Aim: Great Connell Abbey is a site of ongoing interest and has been extensively investigated and researched by Dr. Thomas A. Loughlin of the Irish Hellenic Institute, Athens, Greece and funded by the Kildare County Council Community Heritage Grant and Kildare Archaeological Society Research Grant. The abbey was founded in 1202 as a Priory of the Cannons Regular of St. Augustine, a cell of the Llanthony Prima in Wales. It was founded by Myler Fitzheny, Viceroy of Ireland, who was also responsible for the foundation of the abbeys at Laois, Clonfert in County Galway and Killaloe in County Clare. The site had a period of active usage of approximately 350 years and had a somewhat turbulent history having been ordered to forbid the admittance of Irishmen by King Richard II in 1380  and being destroyed by the native Irish approximately seventy years later and eventually being suppressed in 1540. The site gradually fell into disuse, with a Church of Ireland church being constructed to the north of the site in the year 1780.

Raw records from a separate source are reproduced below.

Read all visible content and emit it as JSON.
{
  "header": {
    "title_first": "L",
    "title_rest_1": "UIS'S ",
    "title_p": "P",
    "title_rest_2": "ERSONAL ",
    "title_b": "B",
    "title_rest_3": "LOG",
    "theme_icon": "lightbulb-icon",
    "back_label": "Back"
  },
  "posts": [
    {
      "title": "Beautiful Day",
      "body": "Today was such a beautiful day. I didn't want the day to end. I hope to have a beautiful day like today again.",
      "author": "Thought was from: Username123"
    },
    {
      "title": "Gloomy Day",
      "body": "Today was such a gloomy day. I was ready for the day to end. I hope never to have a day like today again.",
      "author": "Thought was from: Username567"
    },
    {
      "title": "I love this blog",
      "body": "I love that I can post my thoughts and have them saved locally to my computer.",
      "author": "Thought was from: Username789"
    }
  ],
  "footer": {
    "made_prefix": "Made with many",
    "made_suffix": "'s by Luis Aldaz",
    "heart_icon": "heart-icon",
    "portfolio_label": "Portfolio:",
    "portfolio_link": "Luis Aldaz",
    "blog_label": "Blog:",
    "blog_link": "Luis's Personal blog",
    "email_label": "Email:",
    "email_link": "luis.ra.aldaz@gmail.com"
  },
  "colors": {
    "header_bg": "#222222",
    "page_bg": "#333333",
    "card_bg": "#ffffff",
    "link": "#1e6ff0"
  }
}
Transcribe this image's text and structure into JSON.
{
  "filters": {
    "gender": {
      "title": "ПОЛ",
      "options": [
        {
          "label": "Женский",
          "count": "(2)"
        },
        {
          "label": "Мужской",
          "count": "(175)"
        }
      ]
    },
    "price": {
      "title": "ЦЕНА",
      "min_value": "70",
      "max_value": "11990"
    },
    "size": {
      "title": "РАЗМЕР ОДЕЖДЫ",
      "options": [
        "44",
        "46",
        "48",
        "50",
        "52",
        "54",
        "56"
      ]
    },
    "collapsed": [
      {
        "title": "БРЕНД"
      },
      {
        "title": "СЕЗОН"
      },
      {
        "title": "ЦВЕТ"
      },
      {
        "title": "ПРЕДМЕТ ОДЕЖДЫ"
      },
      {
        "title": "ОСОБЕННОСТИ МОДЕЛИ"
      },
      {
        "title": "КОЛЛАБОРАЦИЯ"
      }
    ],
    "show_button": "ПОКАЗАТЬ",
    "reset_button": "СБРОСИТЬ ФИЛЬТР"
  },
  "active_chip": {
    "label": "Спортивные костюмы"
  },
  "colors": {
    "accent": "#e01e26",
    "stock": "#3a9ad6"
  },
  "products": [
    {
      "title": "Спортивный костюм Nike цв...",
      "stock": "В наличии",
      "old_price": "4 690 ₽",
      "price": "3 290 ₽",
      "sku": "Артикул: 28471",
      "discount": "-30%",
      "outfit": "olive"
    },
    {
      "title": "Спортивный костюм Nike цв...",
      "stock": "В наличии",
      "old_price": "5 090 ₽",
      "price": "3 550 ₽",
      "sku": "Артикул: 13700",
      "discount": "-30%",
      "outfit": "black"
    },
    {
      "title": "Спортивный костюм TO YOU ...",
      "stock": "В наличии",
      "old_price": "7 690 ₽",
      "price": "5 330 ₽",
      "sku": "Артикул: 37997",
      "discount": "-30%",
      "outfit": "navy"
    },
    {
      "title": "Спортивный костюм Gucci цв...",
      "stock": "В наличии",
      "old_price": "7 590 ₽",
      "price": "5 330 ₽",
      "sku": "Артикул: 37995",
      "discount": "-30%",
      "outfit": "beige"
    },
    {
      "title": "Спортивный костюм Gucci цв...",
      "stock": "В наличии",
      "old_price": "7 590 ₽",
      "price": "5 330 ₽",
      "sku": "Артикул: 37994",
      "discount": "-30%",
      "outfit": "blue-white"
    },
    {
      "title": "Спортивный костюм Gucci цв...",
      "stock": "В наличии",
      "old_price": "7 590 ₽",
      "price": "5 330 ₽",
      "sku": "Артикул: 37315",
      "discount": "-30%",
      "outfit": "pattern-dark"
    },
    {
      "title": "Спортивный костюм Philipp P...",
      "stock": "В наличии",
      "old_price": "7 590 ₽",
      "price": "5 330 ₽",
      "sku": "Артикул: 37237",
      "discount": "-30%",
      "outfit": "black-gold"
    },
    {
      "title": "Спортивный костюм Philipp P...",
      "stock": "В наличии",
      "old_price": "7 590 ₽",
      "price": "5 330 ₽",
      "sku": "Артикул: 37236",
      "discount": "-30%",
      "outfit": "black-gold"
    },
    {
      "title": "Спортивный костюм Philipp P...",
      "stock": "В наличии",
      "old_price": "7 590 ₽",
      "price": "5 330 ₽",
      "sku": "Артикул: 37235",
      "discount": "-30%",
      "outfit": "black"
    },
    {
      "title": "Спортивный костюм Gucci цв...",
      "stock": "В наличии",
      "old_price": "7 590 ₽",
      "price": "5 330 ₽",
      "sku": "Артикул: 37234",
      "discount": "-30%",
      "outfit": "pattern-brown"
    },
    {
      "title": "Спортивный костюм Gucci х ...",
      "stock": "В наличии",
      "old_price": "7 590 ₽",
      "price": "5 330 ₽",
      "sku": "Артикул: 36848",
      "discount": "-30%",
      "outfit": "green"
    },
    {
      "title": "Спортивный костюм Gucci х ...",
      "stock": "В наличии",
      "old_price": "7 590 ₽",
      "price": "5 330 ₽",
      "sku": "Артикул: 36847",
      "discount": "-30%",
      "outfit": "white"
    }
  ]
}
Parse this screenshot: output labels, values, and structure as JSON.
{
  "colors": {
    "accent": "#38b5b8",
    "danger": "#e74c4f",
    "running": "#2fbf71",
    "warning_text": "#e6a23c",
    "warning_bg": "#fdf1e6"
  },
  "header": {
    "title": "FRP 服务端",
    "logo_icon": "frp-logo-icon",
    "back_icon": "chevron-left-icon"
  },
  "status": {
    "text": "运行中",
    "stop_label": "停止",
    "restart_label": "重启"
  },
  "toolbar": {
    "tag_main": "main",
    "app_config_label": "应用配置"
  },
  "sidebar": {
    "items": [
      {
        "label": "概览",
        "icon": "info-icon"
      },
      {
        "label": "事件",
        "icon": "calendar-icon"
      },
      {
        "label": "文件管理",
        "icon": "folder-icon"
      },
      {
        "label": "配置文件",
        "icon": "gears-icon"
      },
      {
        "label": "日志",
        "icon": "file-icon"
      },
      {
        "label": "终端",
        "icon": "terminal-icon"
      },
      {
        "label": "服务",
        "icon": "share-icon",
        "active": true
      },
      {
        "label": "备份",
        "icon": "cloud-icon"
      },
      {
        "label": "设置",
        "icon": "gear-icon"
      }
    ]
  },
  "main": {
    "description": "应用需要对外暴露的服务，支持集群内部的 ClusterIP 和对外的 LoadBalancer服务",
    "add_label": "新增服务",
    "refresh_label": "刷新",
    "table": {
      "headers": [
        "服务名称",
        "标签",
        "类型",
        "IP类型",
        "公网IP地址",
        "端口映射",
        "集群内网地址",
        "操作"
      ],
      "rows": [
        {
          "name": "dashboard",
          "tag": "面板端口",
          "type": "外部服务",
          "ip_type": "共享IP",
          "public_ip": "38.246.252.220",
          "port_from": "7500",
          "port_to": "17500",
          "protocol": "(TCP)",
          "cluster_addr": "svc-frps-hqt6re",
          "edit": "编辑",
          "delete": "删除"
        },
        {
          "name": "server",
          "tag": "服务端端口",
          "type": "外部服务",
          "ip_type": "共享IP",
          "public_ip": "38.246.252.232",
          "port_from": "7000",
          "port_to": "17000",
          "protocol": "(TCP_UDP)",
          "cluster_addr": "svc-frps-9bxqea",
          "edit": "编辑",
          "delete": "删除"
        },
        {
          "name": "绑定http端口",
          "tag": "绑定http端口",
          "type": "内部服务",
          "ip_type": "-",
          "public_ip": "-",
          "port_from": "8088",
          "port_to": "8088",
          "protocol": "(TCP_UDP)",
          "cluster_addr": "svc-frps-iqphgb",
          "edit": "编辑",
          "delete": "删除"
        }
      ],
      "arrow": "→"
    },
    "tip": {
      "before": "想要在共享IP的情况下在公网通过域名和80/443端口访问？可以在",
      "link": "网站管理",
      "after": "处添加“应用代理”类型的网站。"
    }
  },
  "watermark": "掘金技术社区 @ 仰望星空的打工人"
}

Earthsound originally carried out a Magnetometry survey at the site in 2006 which revealed a large amount of the village and structures associated with the priory. In the two seasons of geophysics which built on this as part of Thomas A. Loughlin’s research project, the aim was to focus on locating unknown archaeological remains through the use of LiDAR as well as to investigate possible structures associated with the priory.

The aim was to locate archaeology associated with the priory lands including mill races and structures associated with the priory itself. This centred around the use of LiDAR, Magnetometry, Earth Resistance and Electromagnetic Induction surveys.

Outcomes: The 2012 season located a large enclosure with approximate dimensions of 300 m x 360 m which may represent the enclosing boundary of the entire settlement as well as a number of possible walls and boundaries, pits, structural remains and possible burial pits. A large number of internal ditches and features were also located.

The 2013 season managed to detect a large number of cut archaeological features as well as to identify a number of possible structural remains which may have been associated with an only recently identified mill course.